======== RECORDS SHOWN

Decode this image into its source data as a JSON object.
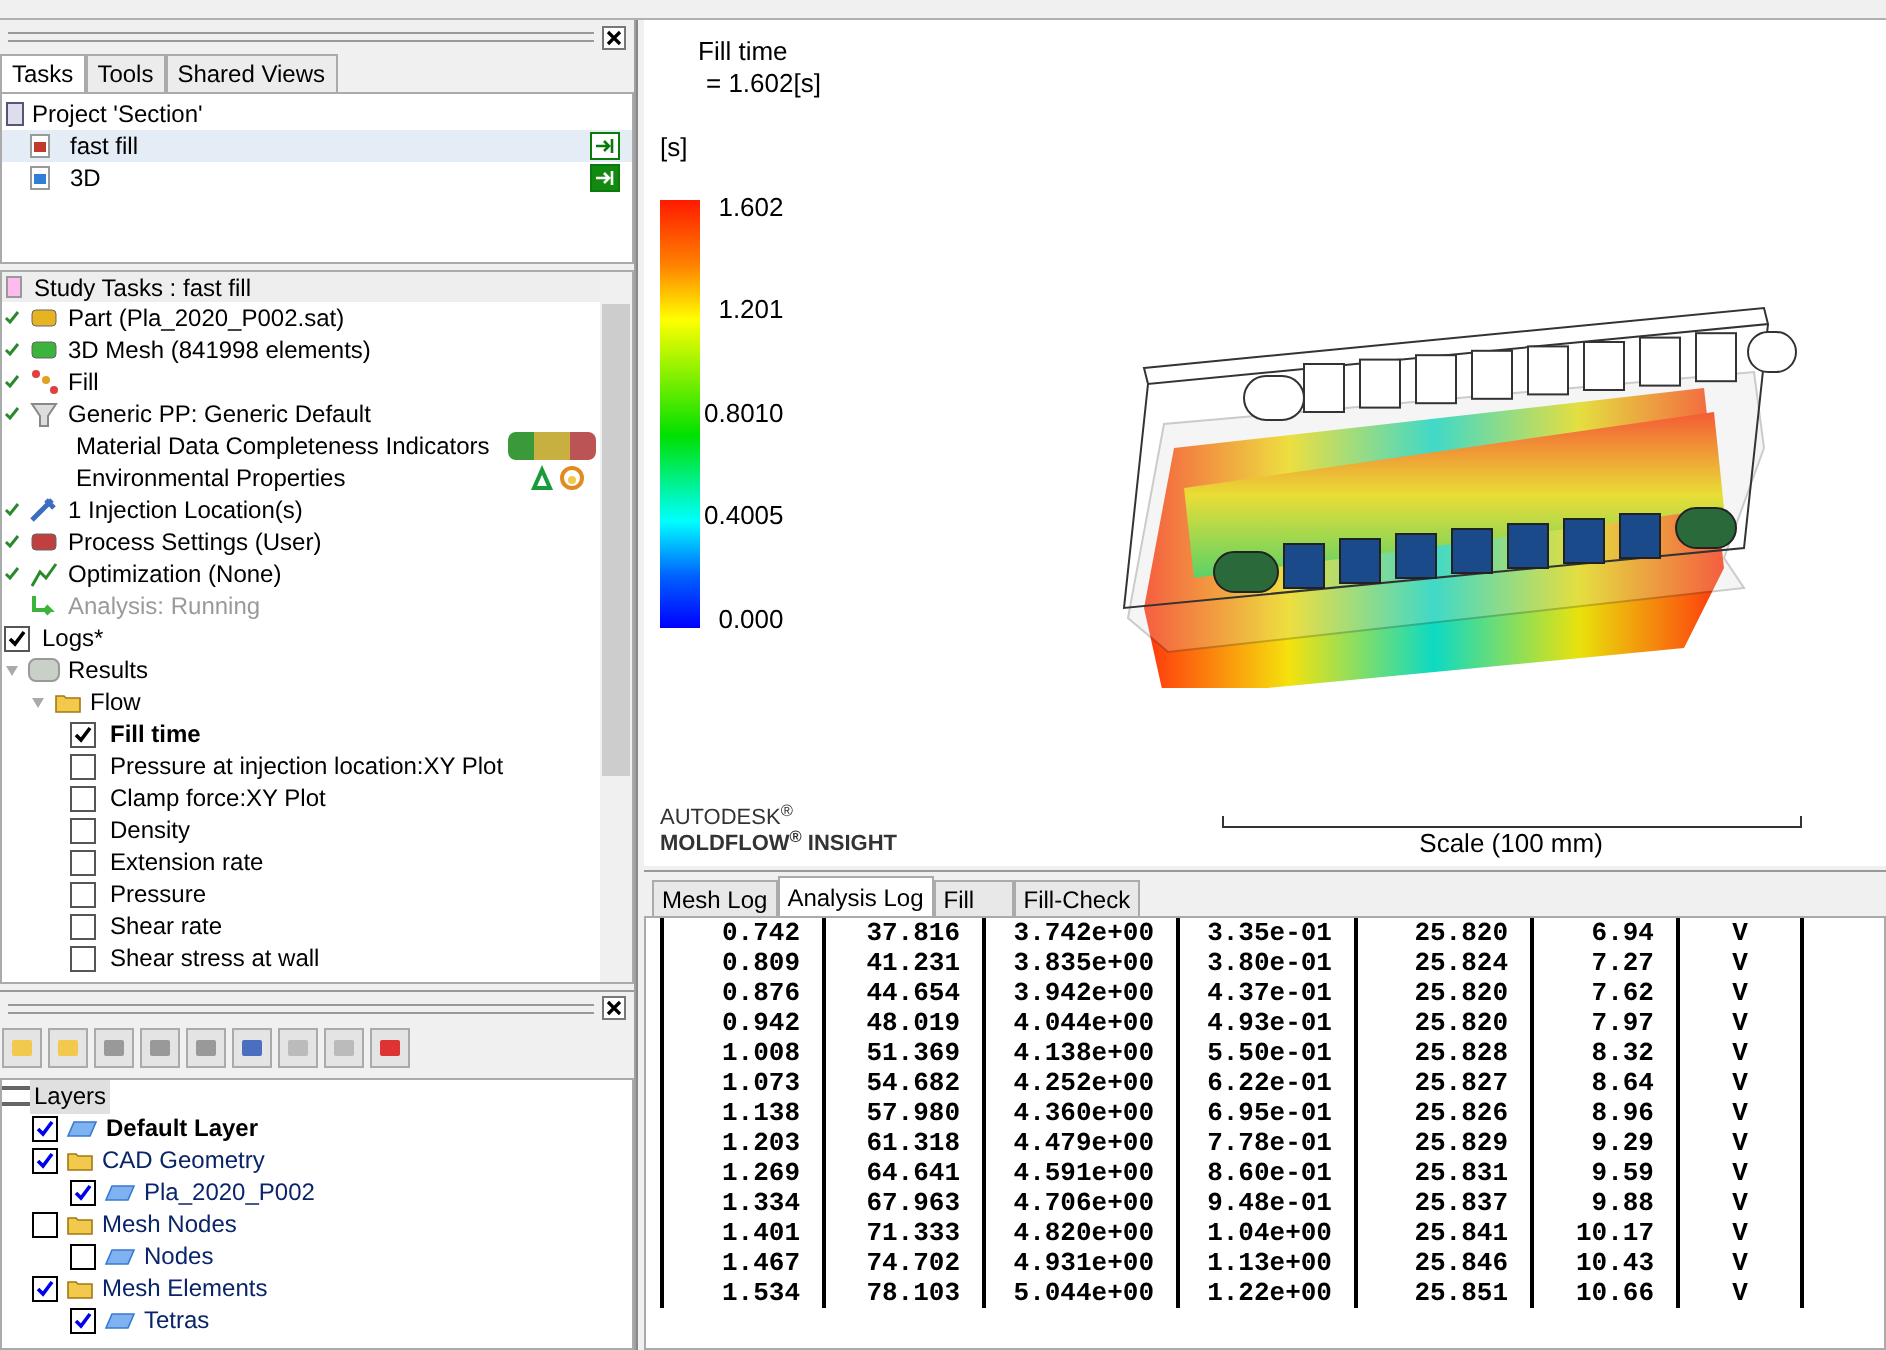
{
  "panel_tabs": [
    {
      "label": "Tasks",
      "selected": true
    },
    {
      "label": "Tools",
      "selected": false
    },
    {
      "label": "Shared Views",
      "selected": false
    }
  ],
  "project": {
    "title": "Project 'Section'",
    "studies": [
      {
        "name": "fast fill",
        "selected": true,
        "color": "#c0392b"
      },
      {
        "name": "3D",
        "selected": false,
        "color": "#2f7fd8"
      }
    ]
  },
  "study_tasks": {
    "title": "Study Tasks : fast fill",
    "items": [
      {
        "kind": "part",
        "label": "Part (Pla_2020_P002.sat)",
        "done": true,
        "disabled": false
      },
      {
        "kind": "mesh",
        "label": "3D Mesh (841998 elements)",
        "done": true,
        "disabled": false
      },
      {
        "kind": "fill",
        "label": "Fill",
        "done": true,
        "disabled": false
      },
      {
        "kind": "material",
        "label": "Generic PP: Generic Default",
        "done": true,
        "disabled": false
      },
      {
        "kind": "sub",
        "label": "Material Data Completeness Indicators",
        "done": false,
        "disabled": false
      },
      {
        "kind": "sub",
        "label": "Environmental Properties",
        "done": false,
        "disabled": false
      },
      {
        "kind": "injection",
        "label": "1 Injection Location(s)",
        "done": true,
        "disabled": false
      },
      {
        "kind": "process",
        "label": "Process Settings (User)",
        "done": true,
        "disabled": false
      },
      {
        "kind": "optimization",
        "label": "Optimization (None)",
        "done": true,
        "disabled": false
      },
      {
        "kind": "analysis",
        "label": "Analysis: Running",
        "done": false,
        "disabled": true
      }
    ]
  },
  "logs": {
    "label": "Logs*",
    "checked": true
  },
  "results": {
    "label": "Results",
    "expanded": true,
    "children": [
      {
        "label": "Flow",
        "expanded": true,
        "children": [
          {
            "label": "Fill time",
            "checked": true
          },
          {
            "label": "Pressure at injection location:XY Plot",
            "checked": false
          },
          {
            "label": "Clamp force:XY Plot",
            "checked": false
          },
          {
            "label": "Density",
            "checked": false
          },
          {
            "label": "Extension rate",
            "checked": false
          },
          {
            "label": "Pressure",
            "checked": false
          },
          {
            "label": "Shear rate",
            "checked": false
          },
          {
            "label": "Shear stress at wall",
            "checked": false
          }
        ]
      }
    ]
  },
  "layers": {
    "title": "Layers",
    "items": [
      {
        "kind": "layer",
        "label": "Default Layer",
        "checked": true,
        "active": true
      },
      {
        "kind": "folder",
        "label": "CAD Geometry",
        "checked": true,
        "active": false,
        "children": [
          {
            "label": "Pla_2020_P002",
            "checked": true,
            "active": false
          }
        ]
      },
      {
        "kind": "folder",
        "label": "Mesh Nodes",
        "checked": false,
        "active": false,
        "children": [
          {
            "label": "Nodes",
            "checked": false,
            "active": false
          }
        ]
      },
      {
        "kind": "folder",
        "label": "Mesh Elements",
        "checked": true,
        "active": false,
        "children": [
          {
            "label": "Tetras",
            "checked": true,
            "active": false
          }
        ]
      }
    ]
  },
  "viewer": {
    "result_title": "Fill time",
    "result_value": "= 1.602[s]",
    "unit": "[s]",
    "legend": [
      "1.602",
      "1.201",
      "0.8010",
      "0.4005",
      "0.000"
    ],
    "brand": "AUTODESK$^{®}$",
    "product": "MOLDFLOW$^{®}$ INSIGHT",
    "scale": "Scale (100 mm)"
  },
  "log_tabs": [
    {
      "label": "Mesh Log",
      "selected": false
    },
    {
      "label": "Analysis Log",
      "selected": true
    },
    {
      "label": "Fill",
      "selected": false
    },
    {
      "label": "Fill-Check",
      "selected": false
    }
  ],
  "log_rows": [
    [
      "0.742",
      "37.816",
      "3.742e+00",
      "3.35e-01",
      "25.820",
      "6.94",
      "V"
    ],
    [
      "0.809",
      "41.231",
      "3.835e+00",
      "3.80e-01",
      "25.824",
      "7.27",
      "V"
    ],
    [
      "0.876",
      "44.654",
      "3.942e+00",
      "4.37e-01",
      "25.820",
      "7.62",
      "V"
    ],
    [
      "0.942",
      "48.019",
      "4.044e+00",
      "4.93e-01",
      "25.820",
      "7.97",
      "V"
    ],
    [
      "1.008",
      "51.369",
      "4.138e+00",
      "5.50e-01",
      "25.828",
      "8.32",
      "V"
    ],
    [
      "1.073",
      "54.682",
      "4.252e+00",
      "6.22e-01",
      "25.827",
      "8.64",
      "V"
    ],
    [
      "1.138",
      "57.980",
      "4.360e+00",
      "6.95e-01",
      "25.826",
      "8.96",
      "V"
    ],
    [
      "1.203",
      "61.318",
      "4.479e+00",
      "7.78e-01",
      "25.829",
      "9.29",
      "V"
    ],
    [
      "1.269",
      "64.641",
      "4.591e+00",
      "8.60e-01",
      "25.831",
      "9.59",
      "V"
    ],
    [
      "1.334",
      "67.963",
      "4.706e+00",
      "9.48e-01",
      "25.837",
      "9.88",
      "V"
    ],
    [
      "1.401",
      "71.333",
      "4.820e+00",
      "1.04e+00",
      "25.841",
      "10.17",
      "V"
    ],
    [
      "1.467",
      "74.702",
      "4.931e+00",
      "1.13e+00",
      "25.846",
      "10.43",
      "V"
    ],
    [
      "1.534",
      "78.103",
      "5.044e+00",
      "1.22e+00",
      "25.851",
      "10.66",
      "V"
    ]
  ]
}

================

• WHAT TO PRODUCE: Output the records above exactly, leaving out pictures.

• RESPONSE TO THIS EXERCISE:
Decode this image into its source data as a JSON object.
{
  "panel_tabs": [
    {
      "label": "Tasks",
      "selected": true
    },
    {
      "label": "Tools",
      "selected": false
    },
    {
      "label": "Shared Views",
      "selected": false
    }
  ],
  "project": {
    "title": "Project 'Section'",
    "studies": [
      {
        "name": "fast fill",
        "selected": true,
        "color": "#c0392b"
      },
      {
        "name": "3D",
        "selected": false,
        "color": "#2f7fd8"
      }
    ]
  },
  "study_tasks": {
    "title": "Study Tasks : fast fill",
    "items": [
      {
        "kind": "part",
        "label": "Part (Pla_2020_P002.sat)",
        "done": true,
        "disabled": false
      },
      {
        "kind": "mesh",
        "label": "3D Mesh (841998 elements)",
        "done": true,
        "disabled": false
      },
      {
        "kind": "fill",
        "label": "Fill",
        "done": true,
        "disabled": false
      },
      {
        "kind": "material",
        "label": "Generic PP: Generic Default",
        "done": true,
        "disabled": false
      },
      {
        "kind": "sub",
        "label": "Material Data Completeness Indicators",
        "done": false,
        "disabled": false
      },
      {
        "kind": "sub",
        "label": "Environmental Properties",
        "done": false,
        "disabled": false
      },
      {
        "kind": "injection",
        "label": "1 Injection Location(s)",
        "done": true,
        "disabled": false
      },
      {
        "kind": "process",
        "label": "Process Settings (User)",
        "done": true,
        "disabled": false
      },
      {
        "kind": "optimization",
        "label": "Optimization (None)",
        "done": true,
        "disabled": false
      },
      {
        "kind": "analysis",
        "label": "Analysis: Running",
        "done": false,
        "disabled": true
      }
    ]
  },
  "logs": {
    "label": "Logs*",
    "checked": true
  },
  "results": {
    "label": "Results",
    "expanded": true,
    "children": [
      {
        "label": "Flow",
        "expanded": true,
        "children": [
          {
            "label": "Fill time",
            "checked": true
          },
          {
            "label": "Pressure at injection location:XY Plot",
            "checked": false
          },
          {
            "label": "Clamp force:XY Plot",
            "checked": false
          },
          {
            "label": "Density",
            "checked": false
          },
          {
            "label": "Extension rate",
            "checked": false
          },
          {
            "label": "Pressure",
            "checked": false
          },
          {
            "label": "Shear rate",
            "checked": false
          },
          {
            "label": "Shear stress at wall",
            "checked": false
          }
        ]
      }
    ]
  },
  "layers": {
    "title": "Layers",
    "items": [
      {
        "kind": "layer",
        "label": "Default Layer",
        "checked": true,
        "active": true
      },
      {
        "kind": "folder",
        "label": "CAD Geometry",
        "checked": true,
        "active": false,
        "children": [
          {
            "label": "Pla_2020_P002",
            "checked": true,
            "active": false
          }
        ]
      },
      {
        "kind": "folder",
        "label": "Mesh Nodes",
        "checked": false,
        "active": false,
        "children": [
          {
            "label": "Nodes",
            "checked": false,
            "active": false
          }
        ]
      },
      {
        "kind": "folder",
        "label": "Mesh Elements",
        "checked": true,
        "active": false,
        "children": [
          {
            "label": "Tetras",
            "checked": true,
            "active": false
          }
        ]
      }
    ]
  },
  "viewer": {
    "result_title": "Fill time",
    "result_value": "= 1.602[s]",
    "unit": "[s]",
    "legend": [
      "1.602",
      "1.201",
      "0.8010",
      "0.4005",
      "0.000"
    ],
    "brand": "AUTODESK$^{®}$",
    "product": "MOLDFLOW$^{®}$ INSIGHT",
    "scale": "Scale (100 mm)"
  },
  "log_tabs": [
    {
      "label": "Mesh Log",
      "selected": false
    },
    {
      "label": "Analysis Log",
      "selected": true
    },
    {
      "label": "Fill",
      "selected": false
    },
    {
      "label": "Fill-Check",
      "selected": false
    }
  ],
  "log_rows": [
    [
      "0.742",
      "37.816",
      "3.742e+00",
      "3.35e-01",
      "25.820",
      "6.94",
      "V"
    ],
    [
      "0.809",
      "41.231",
      "3.835e+00",
      "3.80e-01",
      "25.824",
      "7.27",
      "V"
    ],
    [
      "0.876",
      "44.654",
      "3.942e+00",
      "4.37e-01",
      "25.820",
      "7.62",
      "V"
    ],
    [
      "0.942",
      "48.019",
      "4.044e+00",
      "4.93e-01",
      "25.820",
      "7.97",
      "V"
    ],
    [
      "1.008",
      "51.369",
      "4.138e+00",
      "5.50e-01",
      "25.828",
      "8.32",
      "V"
    ],
    [
      "1.073",
      "54.682",
      "4.252e+00",
      "6.22e-01",
      "25.827",
      "8.64",
      "V"
    ],
    [
      "1.138",
      "57.980",
      "4.360e+00",
      "6.95e-01",
      "25.826",
      "8.96",
      "V"
    ],
    [
      "1.203",
      "61.318",
      "4.479e+00",
      "7.78e-01",
      "25.829",
      "9.29",
      "V"
    ],
    [
      "1.269",
      "64.641",
      "4.591e+00",
      "8.60e-01",
      "25.831",
      "9.59",
      "V"
    ],
    [
      "1.334",
      "67.963",
      "4.706e+00",
      "9.48e-01",
      "25.837",
      "9.88",
      "V"
    ],
    [
      "1.401",
      "71.333",
      "4.820e+00",
      "1.04e+00",
      "25.841",
      "10.17",
      "V"
    ],
    [
      "1.467",
      "74.702",
      "4.931e+00",
      "1.13e+00",
      "25.846",
      "10.43",
      "V"
    ],
    [
      "1.534",
      "78.103",
      "5.044e+00",
      "1.22e+00",
      "25.851",
      "10.66",
      "V"
    ]
  ]
}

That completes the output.